Hawk handed his cloak to Jiar who gave it to Kerrid to cover the man. She stood then, looking exhausted, and fell as unconscious into Jiar’s arms.
Guy opened his newly-lashed eyes. For a moment those eyes fixed on nothing. But then they focused on something that Neve couldn’t see. Hawk held out his hand. Hawk, Alan and Toli helped him to stand.
I think I shall cry, Neve told Raesan. It’s truly a miracle.
Newly-healed, and wrapped in Hawk’s deep crimson wool cloak, Guy pushed his helpers away. “I am guilty,” he said, his voice yet unsteady but growing. “I deserve not your aid and not your friendship. I deserve not to live. It was my own selfish desires brought us to this. See, the angels of death crowd around me.”
He had seen what Neve had not. Yet now, again, the angels materialised. They resembled, to Neve, some Renaissance painting: choirs, tier upon tier, golden and glistening.
“For myself, what do I care?” Guy held out his arms and circled around. “Do with me as you will. But not those thousands of women and children and . . . all those innocents you’d have be prey for this dragon’s nestlings, just so more Christians will pray at your feet. What are you, supposed angels of God?”
He stopped his circling and steadied his stance. He set his gaze on Amphora and Zadki.
“Rather I would do as I did and turn to the pagans. Rather traffic with the elves, with those fallen angels, with those you and your angel-seekers call demons. For they helped me when you would not. It’s they who have saved the lives of those you’d have fed to the nestlings. Now how dark must be your Heaven, when you banish from it all their light.”
He began his circling again, until his eyes fell on Kerrid and Jiar, and Ypsi and Zrone.
“These Asars belong in that realm. Without them, you angels have grown out of kilter. No wonder you now behave more as demons. And you want all the world Christian? Ney, that never will happen. For if this God is, as you say, a Meeting of Angels, then I say that Meeting is like a witan with only bishops and abbots. What way is that to decide what’s to happen? I am no philosopher to converse with high thinkers, yet I know what happens when there is imbalance. Must the right hand always smite the left?”
“He has that the wrong way round,” said Kerrid, quietly.
“Why keep up this feud, everyone suffering? Asars and angels belong together. Allow the Asars now to return – else be cast down yourselves, for you’ve become nothing but demons in gold.”
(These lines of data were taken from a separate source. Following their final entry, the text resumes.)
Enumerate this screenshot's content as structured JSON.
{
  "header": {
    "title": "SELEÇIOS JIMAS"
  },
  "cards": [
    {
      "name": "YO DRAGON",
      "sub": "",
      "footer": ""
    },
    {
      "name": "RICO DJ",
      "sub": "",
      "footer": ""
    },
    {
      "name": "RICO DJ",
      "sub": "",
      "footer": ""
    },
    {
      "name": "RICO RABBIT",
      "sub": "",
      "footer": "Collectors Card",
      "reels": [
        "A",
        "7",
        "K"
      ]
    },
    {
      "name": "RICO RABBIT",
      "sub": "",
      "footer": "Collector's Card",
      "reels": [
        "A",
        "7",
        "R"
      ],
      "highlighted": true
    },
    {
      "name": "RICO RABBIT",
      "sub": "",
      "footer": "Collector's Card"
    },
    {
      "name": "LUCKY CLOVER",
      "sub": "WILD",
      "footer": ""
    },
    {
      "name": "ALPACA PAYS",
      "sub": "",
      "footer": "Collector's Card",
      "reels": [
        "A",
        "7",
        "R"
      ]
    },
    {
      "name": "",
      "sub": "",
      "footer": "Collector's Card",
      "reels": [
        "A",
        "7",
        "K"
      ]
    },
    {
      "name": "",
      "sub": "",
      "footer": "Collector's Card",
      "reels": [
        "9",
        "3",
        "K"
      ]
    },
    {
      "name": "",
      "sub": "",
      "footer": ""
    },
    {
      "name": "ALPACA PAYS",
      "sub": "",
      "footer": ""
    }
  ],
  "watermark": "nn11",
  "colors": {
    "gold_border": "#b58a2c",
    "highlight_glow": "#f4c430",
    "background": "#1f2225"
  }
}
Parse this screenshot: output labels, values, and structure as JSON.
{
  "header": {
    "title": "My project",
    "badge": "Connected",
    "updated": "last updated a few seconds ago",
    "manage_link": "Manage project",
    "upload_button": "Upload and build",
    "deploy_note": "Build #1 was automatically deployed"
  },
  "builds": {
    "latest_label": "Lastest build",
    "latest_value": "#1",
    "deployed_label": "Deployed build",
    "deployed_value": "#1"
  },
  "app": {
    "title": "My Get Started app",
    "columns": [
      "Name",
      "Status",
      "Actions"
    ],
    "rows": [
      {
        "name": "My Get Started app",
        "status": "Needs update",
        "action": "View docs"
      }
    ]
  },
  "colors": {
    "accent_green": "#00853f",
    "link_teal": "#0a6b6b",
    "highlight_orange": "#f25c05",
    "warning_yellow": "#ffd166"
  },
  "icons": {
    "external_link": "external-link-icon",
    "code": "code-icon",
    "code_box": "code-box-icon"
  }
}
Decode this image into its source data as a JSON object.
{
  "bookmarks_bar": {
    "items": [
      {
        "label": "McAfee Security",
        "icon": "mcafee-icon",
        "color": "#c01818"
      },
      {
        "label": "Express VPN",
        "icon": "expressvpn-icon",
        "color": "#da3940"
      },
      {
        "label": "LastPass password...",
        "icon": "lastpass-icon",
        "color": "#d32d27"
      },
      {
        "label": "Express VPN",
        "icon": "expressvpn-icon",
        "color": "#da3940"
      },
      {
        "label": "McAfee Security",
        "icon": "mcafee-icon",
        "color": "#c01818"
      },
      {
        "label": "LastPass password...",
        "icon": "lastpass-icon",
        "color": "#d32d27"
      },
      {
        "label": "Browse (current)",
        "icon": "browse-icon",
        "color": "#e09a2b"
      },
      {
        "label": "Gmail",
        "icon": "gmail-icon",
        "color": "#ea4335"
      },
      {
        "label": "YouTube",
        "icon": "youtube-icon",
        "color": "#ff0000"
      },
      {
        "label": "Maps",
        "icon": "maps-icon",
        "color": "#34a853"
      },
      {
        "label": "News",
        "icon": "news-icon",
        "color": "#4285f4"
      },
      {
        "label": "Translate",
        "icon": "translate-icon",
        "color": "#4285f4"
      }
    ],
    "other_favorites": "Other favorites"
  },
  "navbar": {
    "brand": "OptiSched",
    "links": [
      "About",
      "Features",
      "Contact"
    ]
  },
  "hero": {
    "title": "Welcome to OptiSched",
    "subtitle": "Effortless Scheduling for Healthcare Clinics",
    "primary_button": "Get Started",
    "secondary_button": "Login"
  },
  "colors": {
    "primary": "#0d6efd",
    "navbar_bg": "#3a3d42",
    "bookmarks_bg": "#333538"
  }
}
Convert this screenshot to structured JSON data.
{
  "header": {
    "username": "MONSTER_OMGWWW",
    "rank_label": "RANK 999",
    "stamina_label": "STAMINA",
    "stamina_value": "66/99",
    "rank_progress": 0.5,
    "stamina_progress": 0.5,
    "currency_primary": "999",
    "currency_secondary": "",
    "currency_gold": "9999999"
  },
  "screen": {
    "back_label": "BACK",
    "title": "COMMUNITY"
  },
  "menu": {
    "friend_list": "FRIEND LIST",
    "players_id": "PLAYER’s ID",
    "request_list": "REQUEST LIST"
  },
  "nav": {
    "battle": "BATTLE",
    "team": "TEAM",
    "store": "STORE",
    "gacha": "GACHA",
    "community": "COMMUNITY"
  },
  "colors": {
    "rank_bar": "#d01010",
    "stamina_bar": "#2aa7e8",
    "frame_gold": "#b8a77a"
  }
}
And that’s how it happened, Raesan said as the vision faded and Neve found herself deposited again on her own settee. “How Guy brought about the Atonement. The At-One-Ment, yeh.”
“But you didn’t leave with the others, Raesan. Are you to explain that now? And you’ve not yet told me of why the banishment.”
He slid himself off the Art Deco recliner and shuffled his shoulders ready to pontificate. “Yeh, but now you see who did the banishing. And you think it was just? No more than it is to hold us here – pure cruelty, yeh, to allow Bellinn births. And that’s why your mother Connie and your grandfa Eddy must be found. At all costs.”
Even the cost of her flying? But she knew it was true.
. _____ .
Next episode, 10th September: Gudrum Kin-of-Kings